Timber continues to be the structural material of choice for residential dwellings according to research commissioned by FWPA, however, there are opportunities (and threats) for substitute products such as Structural Insulated Panels (SIPs) and steel framing.
Australian Construction Insights (ACI) has produced a new report, Framing material use in residential construction, for FWPA. Building on its 2016 study, ACI analyses changes in the market share for timber frame construction during the intervening period. The ACI report also investigates factors influencing the decisions to use particular materials and assesses industry perceptions of innovation in the materials and systems being used for the structural, load-bearing elements of newly built homes.
The report drew on survey data from the Housing Industry Association, in which residential builders provided anecdotal insights into construction-framing market shares.
The report suggests about 73 per cent of detached homes built during the 2017–18 financial year are of timber frame construction. This was down from the 76 per cent suggested for the 2015 calendar year (as reported in the 2016 report). Market share for double brick (11 per cent) and SIP (2 per cent) remained the same.
The report also analysed additional data where it was available. This included the extensive Victorian Building Authority database, which covers all building permits issued in Victoria. The data for the 2017–18 period showed that of the 33,820 Class 1 building permits which specifically identified the framing material used, 32,320 were timber and 1,231 were steel. This represents a reduction of just over one per cent for timber framing when compared to the 2015 period.
FWPA’s Statistics and Economics Manager Jim Houghton commented that meeting demand for timber has become challenging and is aggravated by recent movement in international markets.
“With local production running at capacity, the swing volume has traditionally been serviced by imports which provide a significant source of supply,” said Mr Houghton.

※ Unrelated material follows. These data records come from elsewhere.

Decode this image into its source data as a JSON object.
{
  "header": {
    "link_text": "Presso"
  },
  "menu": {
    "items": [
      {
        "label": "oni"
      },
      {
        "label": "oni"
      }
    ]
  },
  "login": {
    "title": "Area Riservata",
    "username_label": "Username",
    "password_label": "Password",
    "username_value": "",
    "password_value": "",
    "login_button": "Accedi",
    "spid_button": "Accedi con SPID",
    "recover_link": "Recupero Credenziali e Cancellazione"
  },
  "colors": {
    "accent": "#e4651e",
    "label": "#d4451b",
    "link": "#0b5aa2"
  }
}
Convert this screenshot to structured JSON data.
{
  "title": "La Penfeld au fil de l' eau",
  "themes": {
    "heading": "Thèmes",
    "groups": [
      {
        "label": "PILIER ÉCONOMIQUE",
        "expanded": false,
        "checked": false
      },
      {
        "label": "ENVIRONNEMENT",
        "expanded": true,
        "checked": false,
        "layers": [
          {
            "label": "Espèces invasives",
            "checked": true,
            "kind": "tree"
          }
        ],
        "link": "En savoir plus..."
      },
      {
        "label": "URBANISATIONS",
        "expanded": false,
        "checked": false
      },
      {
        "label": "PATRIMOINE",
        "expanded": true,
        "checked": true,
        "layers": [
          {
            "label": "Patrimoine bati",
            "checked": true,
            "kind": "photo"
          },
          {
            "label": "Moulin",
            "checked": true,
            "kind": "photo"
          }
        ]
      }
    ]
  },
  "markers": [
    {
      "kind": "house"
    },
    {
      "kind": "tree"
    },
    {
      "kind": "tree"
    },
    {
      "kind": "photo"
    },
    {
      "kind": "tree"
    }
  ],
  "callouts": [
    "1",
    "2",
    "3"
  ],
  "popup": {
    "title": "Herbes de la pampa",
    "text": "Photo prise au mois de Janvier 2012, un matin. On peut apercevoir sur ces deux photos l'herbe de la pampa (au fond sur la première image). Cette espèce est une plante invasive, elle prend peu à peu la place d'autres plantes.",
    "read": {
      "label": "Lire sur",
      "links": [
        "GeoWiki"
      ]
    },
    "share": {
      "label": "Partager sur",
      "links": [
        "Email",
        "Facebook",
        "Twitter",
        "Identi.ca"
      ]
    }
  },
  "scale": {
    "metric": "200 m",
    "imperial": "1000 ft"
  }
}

“The difference in the past two years has been the higher activity levels in North America and Europe which have been associated with increasing prices.
“The supply and demand dynamics in the market will see substitute products emerge if traditional products such as timber struggle to meet demand,” he said.
This could provide opportunity for SIPs. The ACI research indicated that an installed solution was something builders were looking for. This would involve greater modular construction with off-site manufacture of wall frame and roof trusses right through to on-site installation, saving time and money.
Among all the material types surveyed, timber was the leader in having had “a high degree of innovation” over the last five years, but if “high” and “moderately high” degrees of innovation were combined, SIPs came out on top and were considered to present the greatest opportunities for innovation, followed by timber and lightweight steel.
More information on SIPs can be found on the WoodSolutions website.